“The real risk, in situations like this, is that institutions will develop large surveillance mechanisms that they repurpose for more political or commercial means,” said McDonald, a senior fellow at the Canadian think-tank.
At the University of Electronic Science and Technology of China, it has been mandatory since February for staff to submit information including their location and any contact with people from heavily affected areas, said one employee, Liaoyuan Zeng.
The professor also said police had come to his apartment to collect information on the family, including travel history.
“To me, this is a very reasonable data collection activity for safety reasons,” he said.
“Uploading my body temperature, family information, travel history … is no problem at all, especially when data collection and surveillance is reasonable under this special circumstance,” he said in emailed comments.
Countries need strong data protection laws and independent authorities who can ensure that data are not kept indefinitely or used for political purposes, and few Asian countries have such checks and balances, said Chima.
Asian countries are also using the outbreak to impose stricter information controls, and arresting and punishing people for allegedly spreading false information or criticizing authorities for mishandling the outbreak.
“There’s a danger that when you increase surveillance and information controls, it can undermine the public health system,” said Chima, citing the example of the Chinese doctor who first raised the alarm over the virus, and was reprimanded.
“Surveillance itself can never be a solution,” he said.

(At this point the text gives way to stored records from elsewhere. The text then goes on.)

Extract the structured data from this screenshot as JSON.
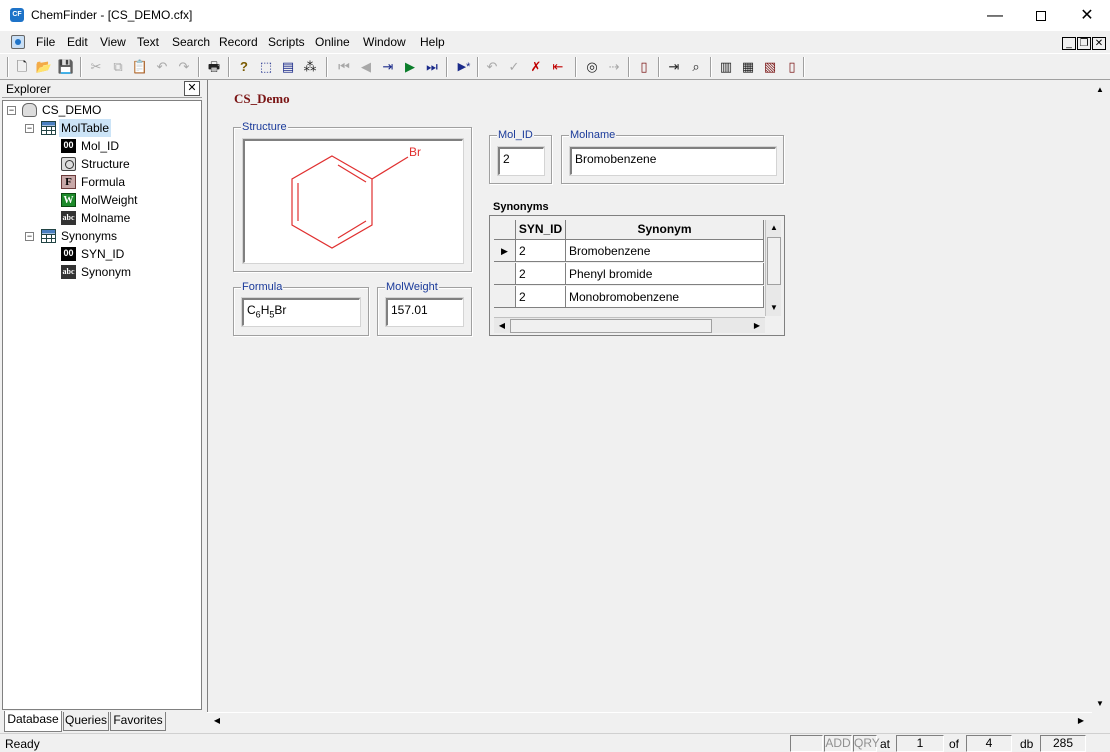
{
  "window": {
    "app_icon": "CF",
    "title": "ChemFinder - [CS_DEMO.cfx]",
    "controls": {
      "minimize": "—",
      "close": "✕"
    }
  },
  "menu": [
    "File",
    "Edit",
    "View",
    "Text",
    "Search",
    "Record",
    "Scripts",
    "Online",
    "Window",
    "Help"
  ],
  "mdi_controls": {
    "minimize": "_",
    "restore": "❐",
    "close": "✕"
  },
  "toolbar": {
    "icons": [
      "new-icon",
      "open-icon",
      "save-icon",
      "cut-icon",
      "copy-icon",
      "paste-icon",
      "undo-icon",
      "redo-icon",
      "print-icon",
      "help-icon",
      "select-icon",
      "form-icon",
      "magic-wand-icon",
      "first-record-icon",
      "previous-record-icon",
      "goto-record-icon",
      "next-record-icon",
      "last-record-icon",
      "new-record-icon",
      "undo-changes-icon",
      "commit-icon",
      "delete-record-icon",
      "insert-icon",
      "find-icon",
      "find-next-icon",
      "list-icon",
      "query-icon",
      "browse-icon",
      "copy-form-icon",
      "paste-form-icon",
      "subform-icon",
      "report-icon"
    ],
    "glyphs": {
      "new": "🗋",
      "open": "📂",
      "save": "💾",
      "cut": "✂",
      "copy": "⧉",
      "paste": "📋",
      "undo": "↶",
      "redo": "↷",
      "print": "🖶",
      "help": "?",
      "select": "⬚",
      "form": "▤",
      "wand": "⁂",
      "first": "⏮",
      "previous": "◀",
      "goto": "⇥",
      "next": "▶",
      "last": "⏭",
      "new_record": "▶*",
      "undo_changes": "↶",
      "commit": "✓",
      "delete": "✗",
      "insert": "⇤",
      "find": "◎",
      "find_next": "⇢",
      "list": "▯",
      "query": "⇥",
      "browse": "⌕",
      "copy_form": "▥",
      "paste_form": "▦",
      "subform": "▧",
      "report": "▯"
    }
  },
  "explorer": {
    "title": "Explorer",
    "close": "✕",
    "tree": {
      "root": "CS_DEMO",
      "tables": [
        {
          "name": "MolTable",
          "fields": [
            {
              "label": "Mol_ID",
              "icon": "00"
            },
            {
              "label": "Structure",
              "icon": ""
            },
            {
              "label": "Formula",
              "icon": "F"
            },
            {
              "label": "MolWeight",
              "icon": "W"
            },
            {
              "label": "Molname",
              "icon": "abc"
            }
          ]
        },
        {
          "name": "Synonyms",
          "fields": [
            {
              "label": "SYN_ID",
              "icon": "00"
            },
            {
              "label": "Synonym",
              "icon": "abc"
            }
          ]
        }
      ]
    },
    "tabs": [
      "Database",
      "Queries",
      "Favorites"
    ]
  },
  "form": {
    "title": "CS_Demo",
    "structure": {
      "label": "Structure",
      "atom_label": "Br",
      "bond_color": "#e03030"
    },
    "mol_id": {
      "label": "Mol_ID",
      "value": "2"
    },
    "molname": {
      "label": "Molname",
      "value": "Bromobenzene"
    },
    "formula": {
      "label": "Formula",
      "C": "C",
      "c_sub": "6",
      "H": "H",
      "h_sub": "5",
      "rest": "Br"
    },
    "molweight": {
      "label": "MolWeight",
      "value": "157.01"
    },
    "synonyms": {
      "label": "Synonyms",
      "columns": [
        "SYN_ID",
        "Synonym"
      ],
      "rows": [
        {
          "syn_id": "2",
          "synonym": "Bromobenzene"
        },
        {
          "syn_id": "2",
          "synonym": "Phenyl bromide"
        },
        {
          "syn_id": "2",
          "synonym": "Monobromobenzene"
        }
      ],
      "current_row_marker": "▶"
    }
  },
  "status": {
    "text": "Ready",
    "add": "ADD",
    "qry": "QRY",
    "at_label": "at",
    "position": "1",
    "of_label": "of",
    "total": "4",
    "db_label": "db",
    "db_count": "285"
  },
  "colors": {
    "form_title": "#7a1414",
    "group_label": "#1a3a9a",
    "molecule": "#e03030",
    "selection": "#cce4f7"
  }
}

Reporting by Rina Chandran for the Thomson Reuters Foundation, the charitable arm of Thomson Reuters, that covers the lives of people around the world who struggle to live freely or fairly.